Radioactive Decay
19
Fossil Evidence of Evolution
Fossil
records
document
the course
of life
through
time
20
Fossil Evidence of Evolution
• Fossils document evolutionary transition
• The oldest known bird fossil is the
Archaeopteryx
• It is intermediate between bird and
dinosaur
• Possesses some ancestral traits and
some traits of present day birds
• Archaeopteryx was first found in 1859
21
Fossil Evidence of Evolution
Fossil of Archaeopteryx
22
Fossil Evidence of Evolution
Recent discoveries
– Four-legged aquatic mammal
• Important link in the evolution of whales
and dolphins from land-dwelling, hoofed
ancestors
– Fossil snake with legs
– Tiktaalik: a species that bridged the gap
between fish and the first amphibian
– Oysters: small curved shells to large flat
shells
23
Fossil Evidence of Evolution
Whale “missing links”
24
Fossil Evidence of Evolution
Evolutionary change in body size and toe
25
reduction of horses
Anatomical Evidence for
Evolution
• Homologous structures: structures with
different appearances and functions that all
derived from the same body part in a
common ancestor
• The bones in the forelimb of mammals are
homologous structures
• Different functions, same ancestor structure
26
Anatomical Evidence for
Evolution
Homology of the bones of the forelimb of
27
mammals
Anatomical Evidence for
Evolution
• Strongest anatomical evidence supporting
evolution comes from comparisons of how
organisms develop.
• Early vertebrate embryos possess
pharyngeal pouches that develop into:
– In humans: glands and ducts
– In fish: gill slits
28
Anatomical Evidence for
Evolution
Developmental similarities reflect descent
29
from a common ancestor
Anatomical Evidence for
Evolution
• Neck vertebrae
– Geese: 25
– Plesiosaurs: 76
– Mammals: 7
• The giraffe has 7 vertebrae, very large
in size, to make up for the length of the
neck
30
Anatomical Evidence for
Evolution
• Eyes
– Mollusks: photoreceptors face
forward
– Vertebrate: photoreceptors face

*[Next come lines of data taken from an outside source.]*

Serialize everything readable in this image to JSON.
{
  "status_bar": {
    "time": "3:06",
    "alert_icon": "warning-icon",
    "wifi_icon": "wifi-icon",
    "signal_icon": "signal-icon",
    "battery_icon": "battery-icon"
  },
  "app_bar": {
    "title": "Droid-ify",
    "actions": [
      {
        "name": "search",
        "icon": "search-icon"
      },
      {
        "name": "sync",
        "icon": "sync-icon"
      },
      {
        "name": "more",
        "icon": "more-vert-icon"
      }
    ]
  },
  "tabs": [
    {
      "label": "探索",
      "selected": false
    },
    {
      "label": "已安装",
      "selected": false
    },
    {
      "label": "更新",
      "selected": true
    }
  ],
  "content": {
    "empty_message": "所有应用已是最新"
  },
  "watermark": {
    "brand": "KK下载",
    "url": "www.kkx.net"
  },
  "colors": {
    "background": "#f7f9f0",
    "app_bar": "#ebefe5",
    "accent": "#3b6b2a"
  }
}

backward
31
Anatomical Evidence for
Evolution
Eyes of vertebrates
32
Anatomical Evidence for
Evolution
Eyes of Mollusks
33

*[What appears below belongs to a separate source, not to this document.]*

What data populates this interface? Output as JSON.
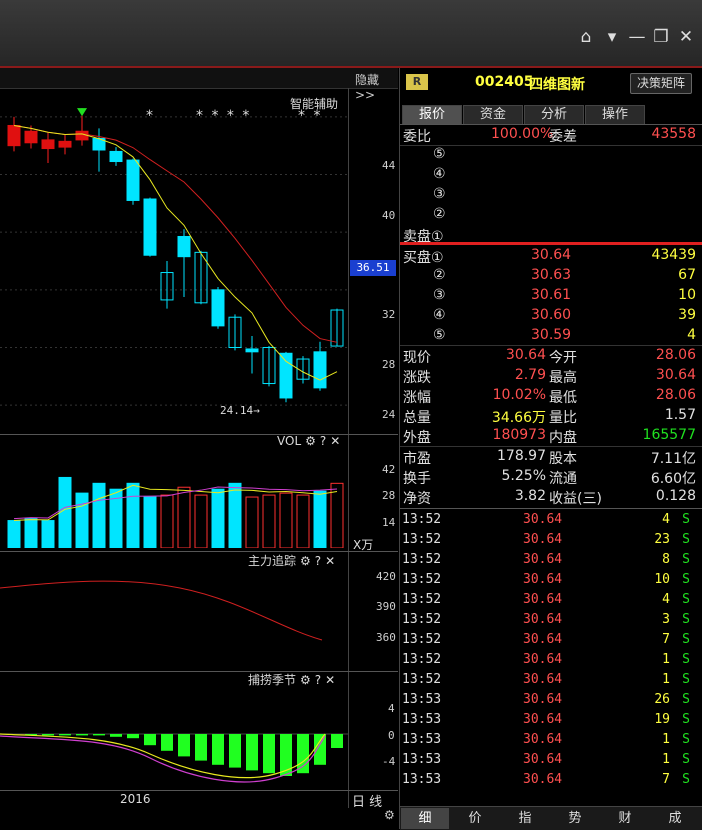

Anatomical Evidence for
Evolution
• Vestigial
structures: have
no apparent
function, but
resemble
structures their
ancestors
possessed
Vestigial structures of
a whale
34
Anatomical Evidence for
Evolution
• Humans
– Muscles for wiggling ears
• Boa constrictors
– Hip bones and rudimentary hind legs
• Manatees
– Fingernails on their fins
• Blind cave fish
– Nonfunctional eyes
35
Convergent Evolution
• Biogeography: the study of the
geographic distribution of species
– Some plants and animals have similar
appearance but are only distantly related
• Convergent evolution: the independent
development of similar structures in
organisms that are not directly related
• Convergent evolution is usually seen in
animals and plants that live in similar
environments
36
Convergent Evolution
• Marsupials and placentals
– Marsupials: young are born in an
immature condition and held in a pouch
until they develop
– Placentals: young are not born until they
can safely survive in the external
environment
37
Convergent Evolution
38
Convergent Evolution
Convergence among fast-swimming
predators
39
Biogeographical Record
• Darwin noted on his voyage that
– Islands are often missing plants and
animals common on continents
– Species present on islands often
diverged from continental relatives
– Island species usually are more
closely related to species on nearby
continents
40
Biogeographical Record
• Darwin concluded:
– Species arrive on islands by
dispersing across the water
– Dispersal from nearby areas is more
likely than distant sources
– Species that can fly, float or swim can
inhabit islands
– Colonizers often evolve into many
species
41